House Speaker Paul Ryan’s decision to retire from Congress didn’t just send shock waves through Washington and his home state of Wisconsin. It’s likely to change the political dynamic in California as well.
One likely successor to Ryan as head of the House’s GOP contingent is a Californian — he could become speaker if Republicans keep their House majority in the November elections. But Ryan’s departure also makes the Republicans’ election challenge more difficult, and if they return to minority status, San Francisco Democrat Nancy Pelosi is in position to retake the speakership she lost in 2010.
Here are some of the ways Ryan’s retirement will affect the state:
‘My Kevin’: “It could open the door for the next speaker to be a person from California named Kevin McCarthy,” said state Republican Party chairman Jim Brulte.
McCarthy seemed to have the inside track on the job then, including backing from Silicon Valley. But he killed his chances by saying GOP-led congressional investigations into the deadly attack on the U.S. Embassy in Benghazi, Libya, in 2012 were designed to cripple Democratic presidential candidate Hillary Clinton’s poll numbers. Also, conservative talk radio turned the House Freedom Caucus against him, labeling him too much of an establishment politician.

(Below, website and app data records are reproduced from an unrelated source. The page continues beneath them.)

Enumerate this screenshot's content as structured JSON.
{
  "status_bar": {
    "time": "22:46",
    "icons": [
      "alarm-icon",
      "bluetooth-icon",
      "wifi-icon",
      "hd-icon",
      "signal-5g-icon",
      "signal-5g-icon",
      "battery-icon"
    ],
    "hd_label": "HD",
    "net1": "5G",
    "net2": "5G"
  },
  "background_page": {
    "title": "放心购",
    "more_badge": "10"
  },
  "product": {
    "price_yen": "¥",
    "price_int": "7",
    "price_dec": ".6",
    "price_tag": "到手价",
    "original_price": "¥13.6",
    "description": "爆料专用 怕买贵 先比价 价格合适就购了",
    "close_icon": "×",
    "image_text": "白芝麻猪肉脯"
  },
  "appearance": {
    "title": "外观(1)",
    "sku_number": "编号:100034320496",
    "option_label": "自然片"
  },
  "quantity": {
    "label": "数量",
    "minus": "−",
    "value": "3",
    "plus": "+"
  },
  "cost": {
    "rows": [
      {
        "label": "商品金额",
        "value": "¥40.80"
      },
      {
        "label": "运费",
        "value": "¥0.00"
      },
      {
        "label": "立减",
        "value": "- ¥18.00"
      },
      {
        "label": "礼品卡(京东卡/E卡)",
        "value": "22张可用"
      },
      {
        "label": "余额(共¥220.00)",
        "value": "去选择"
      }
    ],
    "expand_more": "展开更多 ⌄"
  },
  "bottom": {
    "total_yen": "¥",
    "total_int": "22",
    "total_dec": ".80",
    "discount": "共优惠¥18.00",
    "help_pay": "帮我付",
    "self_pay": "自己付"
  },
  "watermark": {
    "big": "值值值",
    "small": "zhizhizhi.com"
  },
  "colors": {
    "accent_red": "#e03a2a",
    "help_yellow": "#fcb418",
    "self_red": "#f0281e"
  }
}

McCarthy said then that he was “not the one” and that it was time for a “fresh face” in the House’s top job. But that seems so three years ago. Now, McCarthy is tight with President Trump, who has taken hold of the GOP and calls him “My Kevin.”
“If he’s not the closest to the president in the House, then definitely the closest in leadership,” Brulte said.

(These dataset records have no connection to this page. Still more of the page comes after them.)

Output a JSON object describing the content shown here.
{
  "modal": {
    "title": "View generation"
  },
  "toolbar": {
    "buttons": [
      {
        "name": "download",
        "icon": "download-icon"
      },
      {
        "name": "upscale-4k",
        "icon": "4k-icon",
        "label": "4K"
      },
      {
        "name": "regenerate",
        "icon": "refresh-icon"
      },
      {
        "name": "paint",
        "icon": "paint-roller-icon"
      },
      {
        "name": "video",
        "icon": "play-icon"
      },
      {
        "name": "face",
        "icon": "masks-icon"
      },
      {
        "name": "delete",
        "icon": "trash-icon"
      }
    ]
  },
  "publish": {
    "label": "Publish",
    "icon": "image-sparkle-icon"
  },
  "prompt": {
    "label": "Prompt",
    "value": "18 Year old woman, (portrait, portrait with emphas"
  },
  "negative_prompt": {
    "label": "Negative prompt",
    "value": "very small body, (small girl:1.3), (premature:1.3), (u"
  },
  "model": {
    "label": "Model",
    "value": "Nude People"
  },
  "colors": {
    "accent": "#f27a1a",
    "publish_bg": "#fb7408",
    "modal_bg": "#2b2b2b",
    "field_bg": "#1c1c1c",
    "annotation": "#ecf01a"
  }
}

That relationship could reap dividends. Should Republicans retain control of the House — a big if — and McCarthy wins the job, “it could mean more money for California. Kevin McCarthy has forgotten more about California than the previous speaker knows,” Brulte said.
Either way, chances are good the next speaker will be a Californian. If Democrats retake the House, Pelosi figures to become speaker again.
Silicon Valley CEOs would be happy either way.
“If one is the speaker and the other is party leader, that’s heads we win, tails we win,” said Carl Guardino, president and CEO of…